My only, relatively minor, gripe so far is the rain cover. This is stowed in the bottom of the pack - but is black. My personal preference is for something more brightly coloured to aid visibility.
Karrimor is a long established manufacturer of backpacks. The Cougar is well worthwhile considering as a well priced, good quality backpack with a proven back system.
What do you think?
Have you got/bought Karrimor Cougar 60-70 Backpacks, Rucsacs or Rucksacks?
We would love to hear what you thought of it - good, bad or indifferent. Perhaps you simply disagree with our verdict - or feel we've neglected an important feature.
Let us know by clicking this link - What I think of Karrimor Cougar 60-70 Backpacks, Rucsacs or Rucksacks - so we can publish your important views below.
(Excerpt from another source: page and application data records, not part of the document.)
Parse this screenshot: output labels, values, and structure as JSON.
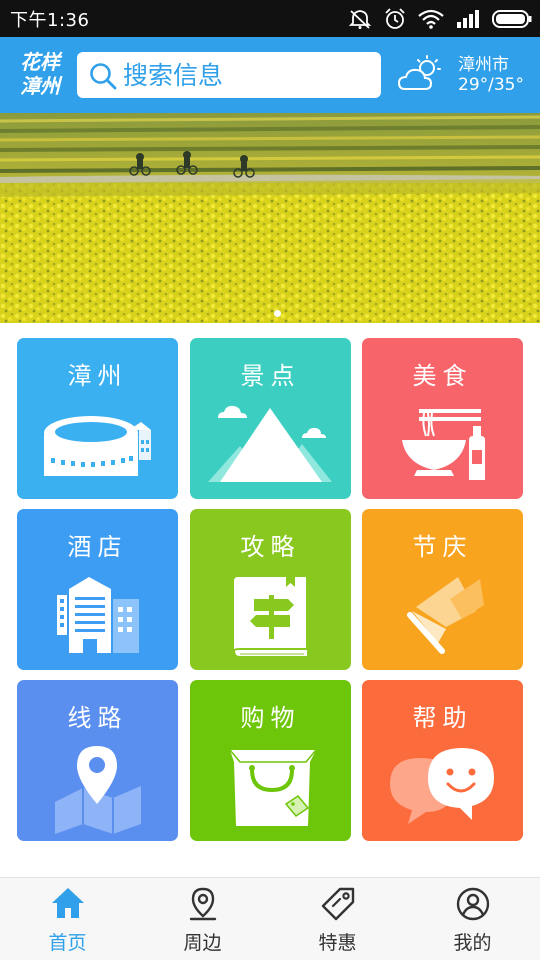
{
  "status_bar": {
    "time": "下午1:36",
    "icons": [
      "mute-icon",
      "alarm-icon",
      "wifi-icon",
      "signal-icon",
      "battery-icon"
    ]
  },
  "header": {
    "logo_line1": "花样",
    "logo_line2": "漳州",
    "search_placeholder": "搜索信息",
    "weather_city": "漳州市",
    "weather_temp": "29°/35°",
    "weather_icon": "cloudy-sun-icon",
    "accent_color": "#2fa0e9"
  },
  "banner": {
    "image": "rapeseed-field-cyclists-photo",
    "page_count": 1,
    "active_page": 1
  },
  "grid": {
    "tiles": [
      {
        "label": "漳州",
        "icon": "stadium-icon",
        "color": "#3ab0f1"
      },
      {
        "label": "景点",
        "icon": "mountain-icon",
        "color": "#3ccfc1"
      },
      {
        "label": "美食",
        "icon": "noodles-bottle-icon",
        "color": "#f7646a"
      },
      {
        "label": "酒店",
        "icon": "hotel-icon",
        "color": "#3c9df3"
      },
      {
        "label": "攻略",
        "icon": "guidebook-icon",
        "color": "#89c81f"
      },
      {
        "label": "节庆",
        "icon": "festival-flag-icon",
        "color": "#f9a41f"
      },
      {
        "label": "线路",
        "icon": "map-pin-icon",
        "color": "#5a8ff0"
      },
      {
        "label": "购物",
        "icon": "shopping-bag-icon",
        "color": "#6ec60a"
      },
      {
        "label": "帮助",
        "icon": "chat-smile-icon",
        "color": "#fc6b3c"
      }
    ]
  },
  "tabbar": {
    "tabs": [
      {
        "label": "首页",
        "icon": "home-icon",
        "active": true
      },
      {
        "label": "周边",
        "icon": "location-pin-icon",
        "active": false
      },
      {
        "label": "特惠",
        "icon": "price-tag-icon",
        "active": false
      },
      {
        "label": "我的",
        "icon": "user-icon",
        "active": false
      }
    ],
    "active_color": "#2fa0e9"
  }
}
• KARRIMOR COUGAR 60-70L BACKPACK When I bought this bag I was very much from the 'it looks like it'll do' school of thought and the purchase was largely influenced by price more than anything else. As I was to be carrying this bag around with me for quite a time I find it strange to look back on such flippance now. Thing is, I believe a lot of people do that so perhaps it's to Karrimors good fortune that they'd provided an attractive looking bag right off the bat. It never had all the features that I wanted. There was no zipped side access for instance to the main compartment for instance - just a top or bottom loader, the hood was sewn to the main bag instead of those dead handy compressible straps which I would've preferred and there were no small zipped pockets on the waist belt which, even if I wouldn't have used them for anything particularly useful, I would've liked them all the same. But - and it is a big but - this bag was supremely comfortable and when you're carrying 20kgs for the best part of another year and a half that meant something. That meant a lot, in fact. I found that 60l is just about right for your regular, garden variety worldwide backpacker. The main compartment was ample, had a pouch for a hydration system and a drawcord cinch to separate the upper and lower sections. A draw cord is important if you're in this for the long haul. Zips fail - drawcords well, you just put another piece of cord in, don't you. Rest assured though the zips on the Cougar were of sturdy enough design to withold considerable punishment as I found more and more ingenious ways of stuffing things in. The belt and shoulder harness was fully adjustable and the padding thick enough to allow a smidge of fresh air to pass between body and pack. I wouldn't say that you stayed entirely perspirent free but anything at this level would help. So we know that its a good bag but not a great bag. Apart from the lack of features I found the belt buckle an occasional annoyance. Some days it would clip and hold the weight of the bag admirably and sometimes it would just slip and fail. There didn't seem to be any pattern to this failing and no other travellers I met with this bag complained of the same problem but this particular piece of the bag is paramount. You hold the majority of the bags weight on your hips so if this buckle isn't up to the job you're going to have all that weight on your shoulders and that's not a good thing at all. After about 10 months the problem remedied itself. I think we can put that down to a one-off. The Cougar comes complete with a rain cover which worked splendidly but its typical stowaway position in the zipped compartment on the hood was robbing valuable occasional storage space. I stuffed it in the hydration pouch instead being nicely squashable. The map pocket I found very useful being a good size and easy to get to. I'm not disappointed with this bag at all - I've grown kinda fond of it really but it could've been a great bag - a real keeper. Just shy of a few features and a decent waist buckle (fail or no fail, the design of it was unnecessarily complicated) tarnished an excelled travel companion. TravelGuru
Paul Elverstone, Romford, Essex